Hedge Funds Badly Beaten by S&P 500 Performance
As I write this, the S&P 500 is up 10.88% for the year. While not always the most efficient option, a low cost index fund or ETF will give you exposure to the S&P 500 and only cost you 0.1% or 0.2% each year. A hedge fund on the other hand, will generally run you 2% a year in annual fees and 20% of your profits. If we compare the two to the return above, an investor in an S&P 500 ETF will net around 10.78% of the return above, while a hedge fund investor would net 7.104% after the fees. With the high cost, you’d imagine that hedge funds made up for that with better performance. Well, this year only 13% of hedge funds have outperformed the S&P 500. 20% of hedge funds have lost money for the year.
Groupon and Deal Sites See Skepticism Replacing Promise
Could the daily deal craze à la Groupon and Living Social have already seen its heyday? This reporter from Yahoo finance certainly thinks so. The article notes that merchants that have used the service are suffering from “seller fatigue.” Although these deal sites offer an influx of new customers, merchants note that the spending habits of daily deal customers are lower than typical customers. These customers typically spend less than their average customer and are unlikely to become repeat customers. Many customers may have simply bought the deal because it was at a deep discount.

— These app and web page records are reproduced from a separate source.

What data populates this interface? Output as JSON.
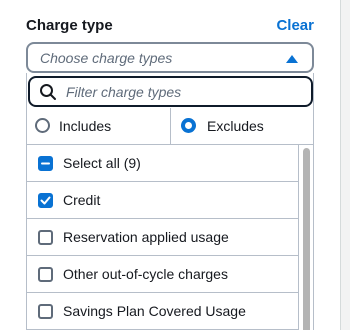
{
  "filter_panel": {
    "title": "Charge type",
    "clear_label": "Clear",
    "select_placeholder": "Choose charge types",
    "search_placeholder": "Filter charge types",
    "mode": {
      "includes_label": "Includes",
      "excludes_label": "Excludes",
      "selected": "Excludes"
    },
    "items": [
      {
        "label": "Select all (9)",
        "state": "indeterminate"
      },
      {
        "label": "Credit",
        "state": "checked"
      },
      {
        "label": "Reservation applied usage",
        "state": "unchecked"
      },
      {
        "label": "Other out-of-cycle charges",
        "state": "unchecked"
      },
      {
        "label": "Savings Plan Covered Usage",
        "state": "unchecked"
      }
    ]
  },
  "icons": {
    "search": "search-icon",
    "caret": "caret-up-icon",
    "check": "checkmark-icon",
    "minus": "minus-icon"
  },
  "colors": {
    "accent": "#0972d3",
    "text": "#16191f",
    "placeholder": "#5f6b7a",
    "border": "#b6bec9"
  }
}
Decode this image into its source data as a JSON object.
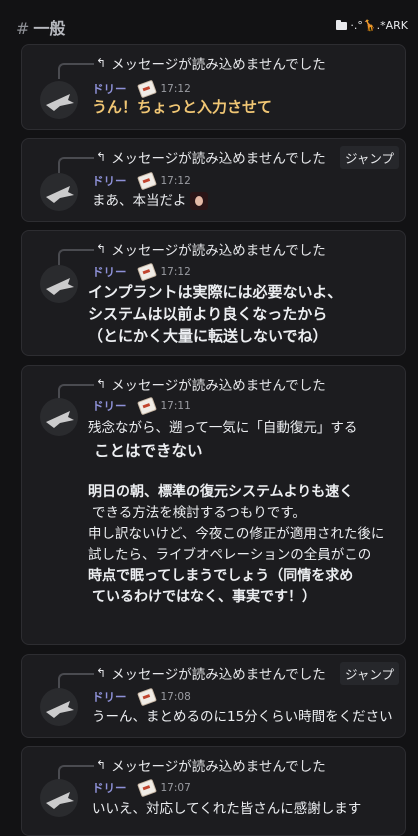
{
  "header": {
    "channel_hash": "#",
    "channel_name": "一般",
    "server_tag": "·.°🦒.*ARK",
    "folder_icon": "folder-icon"
  },
  "messages": [
    {
      "reply_text": "メッセージが読み込めませんでした",
      "jump_label": "",
      "author": "ドリー",
      "time": "17:12",
      "lines": [
        "うん！ちょっと入力させて"
      ]
    },
    {
      "reply_text": "メッセージが読み込めませんでした",
      "jump_label": "ジャンプ",
      "author": "ドリー",
      "time": "17:12",
      "lines": [
        "まあ、本当だよ"
      ]
    },
    {
      "reply_text": "メッセージが読み込めませんでした",
      "jump_label": "",
      "author": "ドリー",
      "time": "17:12",
      "lines": [
        "インプラントは実際には必要ないよ、",
        "システムは以前より良くなったから",
        "（とにかく大量に転送しないでね）"
      ]
    },
    {
      "reply_text": "メッセージが読み込めませんでした",
      "jump_label": "",
      "author": "ドリー",
      "time": "17:11",
      "lines": [
        "残念ながら、遡って一気に「自動復元」する",
        "ことはできない",
        "",
        "明日の朝、標準の復元システムよりも速く",
        "できる方法を検討するつもりです。",
        "申し訳ないけど、今夜この修正が適用された後に",
        "試したら、ライブオペレーションの全員がこの",
        "時点で眠ってしまうでしょう（同情を求め",
        "ているわけではなく、事実です！）"
      ]
    },
    {
      "reply_text": "メッセージが読み込めませんでした",
      "jump_label": "ジャンプ",
      "author": "ドリー",
      "time": "17:08",
      "lines": [
        "うーん、まとめるのに15分くらい時間をください"
      ]
    },
    {
      "reply_text": "メッセージが読み込めませんでした",
      "jump_label": "",
      "author": "ドリー",
      "time": "17:07",
      "lines": [
        "いいえ、対応してくれた皆さんに感謝します"
      ]
    }
  ]
}
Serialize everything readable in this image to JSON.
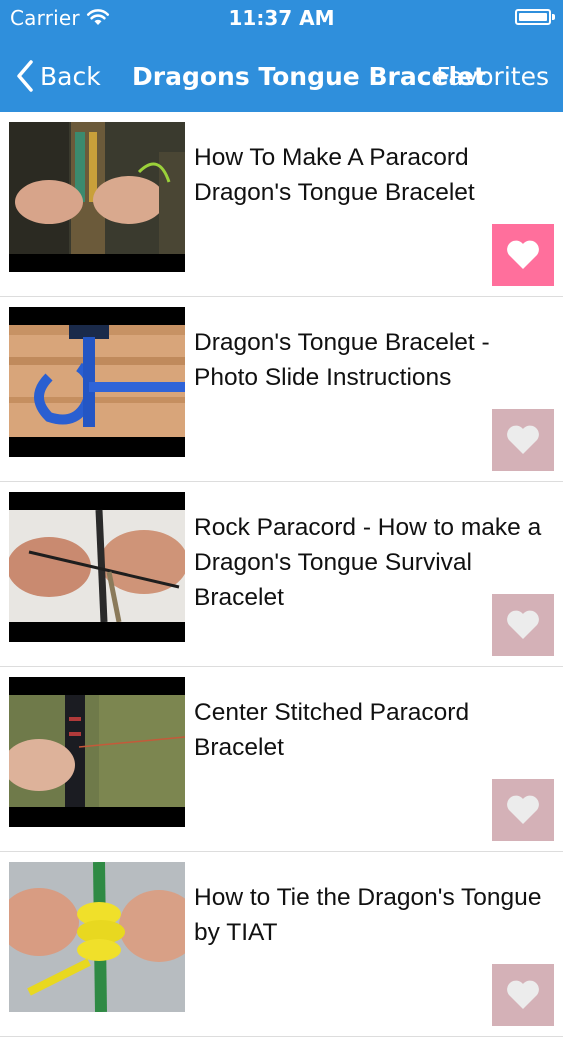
{
  "status_bar": {
    "carrier": "Carrier",
    "time": "11:37 AM"
  },
  "nav": {
    "back_label": "Back",
    "title": "Dragons Tongue Bracelet",
    "favorites_label": "Favorites"
  },
  "colors": {
    "header_bg": "#2f8fdc",
    "favorite_active": "#ff6f9c",
    "favorite_inactive": "#d4b1b7"
  },
  "items": [
    {
      "title": "How To Make A Paracord Dragon's Tongue Bracelet",
      "favorited": true
    },
    {
      "title": "Dragon's Tongue Bracelet - Photo Slide Instructions",
      "favorited": false
    },
    {
      "title": "Rock Paracord - How to make a Dragon's Tongue Survival Bracelet",
      "favorited": false
    },
    {
      "title": "Center Stitched Paracord Bracelet",
      "favorited": false
    },
    {
      "title": "How to Tie the Dragon's Tongue by TIAT",
      "favorited": false
    }
  ]
}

These campaigns are costly due to high commissions paid to the deal site and lower revenue, which may cause us to see a decline in the use of daily deal sites.
Boehner Sees No Progress In “Fiscal Cliff” Talks
House Speaker John Boehner has stated that there has been little progress during talks about the fiscal cliff. There have yet to be any discussions about spending cuts and now talks over raising the debt ceiling have muddied the waters even further. Secretary of the Treasury Timothy Geithner has even gone so far as so ask Congress to grant the President powers to raise the borrowing limit. However, a growing number of Republicans are prepared to compromise about tax rate increases for high income earners if sufficient spending cuts are instituted.
Click Here To Read The Article
Don’t Be Fooled by the Fed: Stimulus Is a Sign of Dysfunction, Not Opportunity
Several months ago, Ben Bernanke, the Chairman of the Federal Reserve, stated that quantitative easing (QE), i.e. printing money so they can buy bonds and buoy the economy, will continue for as long as necessary for the economy to recover. Pundits contend that the continual injection of money into the markets and the Fed’s backing of the mortgage industry has distorted the market, which could cause an economic correction in the future.